## INSTRUCTIONS FOR THE TASK
Every line in the entries where "веник" is found should be copied.

*** DATA EXTRACT ***

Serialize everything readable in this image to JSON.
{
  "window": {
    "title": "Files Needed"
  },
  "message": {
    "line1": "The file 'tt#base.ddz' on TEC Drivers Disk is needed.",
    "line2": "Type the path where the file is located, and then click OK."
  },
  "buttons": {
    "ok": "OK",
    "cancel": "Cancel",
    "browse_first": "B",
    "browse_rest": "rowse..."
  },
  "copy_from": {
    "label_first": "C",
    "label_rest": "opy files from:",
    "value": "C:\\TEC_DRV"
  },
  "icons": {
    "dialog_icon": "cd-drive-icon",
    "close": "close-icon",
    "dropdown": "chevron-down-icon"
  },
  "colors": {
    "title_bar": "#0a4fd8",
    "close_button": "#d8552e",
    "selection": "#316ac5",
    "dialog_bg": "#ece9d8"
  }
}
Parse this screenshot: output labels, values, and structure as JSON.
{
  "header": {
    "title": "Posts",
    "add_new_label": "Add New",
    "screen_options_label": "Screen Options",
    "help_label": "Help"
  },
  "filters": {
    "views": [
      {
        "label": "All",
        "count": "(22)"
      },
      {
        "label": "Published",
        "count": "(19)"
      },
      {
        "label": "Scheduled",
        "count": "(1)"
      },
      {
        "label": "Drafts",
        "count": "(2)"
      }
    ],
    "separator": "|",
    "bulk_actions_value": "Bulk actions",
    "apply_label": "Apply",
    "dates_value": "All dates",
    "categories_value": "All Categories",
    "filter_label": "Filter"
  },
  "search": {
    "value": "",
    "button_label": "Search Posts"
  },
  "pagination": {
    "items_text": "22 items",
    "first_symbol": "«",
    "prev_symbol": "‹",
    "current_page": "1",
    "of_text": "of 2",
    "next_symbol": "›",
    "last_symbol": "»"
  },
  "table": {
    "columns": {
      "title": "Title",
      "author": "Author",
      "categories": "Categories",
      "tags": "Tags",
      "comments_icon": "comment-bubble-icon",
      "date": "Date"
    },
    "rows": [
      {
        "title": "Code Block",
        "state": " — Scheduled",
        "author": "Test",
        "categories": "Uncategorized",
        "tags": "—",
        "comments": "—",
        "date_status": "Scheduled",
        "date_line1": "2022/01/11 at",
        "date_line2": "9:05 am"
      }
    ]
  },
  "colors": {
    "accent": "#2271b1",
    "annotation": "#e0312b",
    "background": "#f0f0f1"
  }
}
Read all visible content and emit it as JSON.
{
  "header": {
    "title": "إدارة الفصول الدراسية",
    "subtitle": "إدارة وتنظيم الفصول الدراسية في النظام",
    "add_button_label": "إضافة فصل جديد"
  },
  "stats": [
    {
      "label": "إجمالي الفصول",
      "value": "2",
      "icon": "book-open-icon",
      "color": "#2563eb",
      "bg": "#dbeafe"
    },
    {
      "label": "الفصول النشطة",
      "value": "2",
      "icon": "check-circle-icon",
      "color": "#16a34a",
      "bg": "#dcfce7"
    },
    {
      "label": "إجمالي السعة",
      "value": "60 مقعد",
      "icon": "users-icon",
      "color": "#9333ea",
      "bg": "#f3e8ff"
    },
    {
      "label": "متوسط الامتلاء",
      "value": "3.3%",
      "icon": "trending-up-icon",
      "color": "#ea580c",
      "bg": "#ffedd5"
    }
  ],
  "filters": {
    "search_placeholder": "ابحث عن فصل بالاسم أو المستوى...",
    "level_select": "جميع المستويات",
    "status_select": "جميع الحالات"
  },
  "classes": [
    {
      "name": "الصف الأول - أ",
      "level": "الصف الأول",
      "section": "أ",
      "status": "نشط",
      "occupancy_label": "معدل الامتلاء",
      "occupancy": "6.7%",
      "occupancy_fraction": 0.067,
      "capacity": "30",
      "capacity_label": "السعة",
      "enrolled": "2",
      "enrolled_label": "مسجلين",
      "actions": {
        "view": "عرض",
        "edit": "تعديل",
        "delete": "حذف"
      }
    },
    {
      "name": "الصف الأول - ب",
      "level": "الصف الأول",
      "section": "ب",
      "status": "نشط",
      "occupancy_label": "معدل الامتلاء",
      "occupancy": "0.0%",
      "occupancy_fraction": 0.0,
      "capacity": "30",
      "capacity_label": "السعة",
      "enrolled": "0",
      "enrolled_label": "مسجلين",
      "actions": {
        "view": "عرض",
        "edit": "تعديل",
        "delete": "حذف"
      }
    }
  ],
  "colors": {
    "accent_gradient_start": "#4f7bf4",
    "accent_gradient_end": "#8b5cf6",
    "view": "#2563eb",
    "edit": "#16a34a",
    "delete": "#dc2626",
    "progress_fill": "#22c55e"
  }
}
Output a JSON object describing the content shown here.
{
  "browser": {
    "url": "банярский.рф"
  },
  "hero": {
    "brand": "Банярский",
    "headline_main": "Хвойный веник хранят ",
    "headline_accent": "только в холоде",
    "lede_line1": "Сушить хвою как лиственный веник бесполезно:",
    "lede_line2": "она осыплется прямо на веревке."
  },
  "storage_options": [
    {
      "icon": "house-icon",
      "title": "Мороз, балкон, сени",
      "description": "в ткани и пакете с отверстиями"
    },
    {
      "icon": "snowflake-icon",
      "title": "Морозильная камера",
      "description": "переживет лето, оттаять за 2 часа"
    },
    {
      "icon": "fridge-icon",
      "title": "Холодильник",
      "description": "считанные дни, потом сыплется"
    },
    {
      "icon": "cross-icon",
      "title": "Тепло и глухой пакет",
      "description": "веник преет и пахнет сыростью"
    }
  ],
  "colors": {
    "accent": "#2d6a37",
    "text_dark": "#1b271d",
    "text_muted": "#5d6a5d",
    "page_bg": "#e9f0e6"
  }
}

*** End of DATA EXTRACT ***

## SOLUTION BELOW
    "headline_main": "Хвойный веник хранят ",
    "lede_line1": "Сушить хвою как лиственный веник бесполезно:",
      "description": "веник преет и пахнет сыростью"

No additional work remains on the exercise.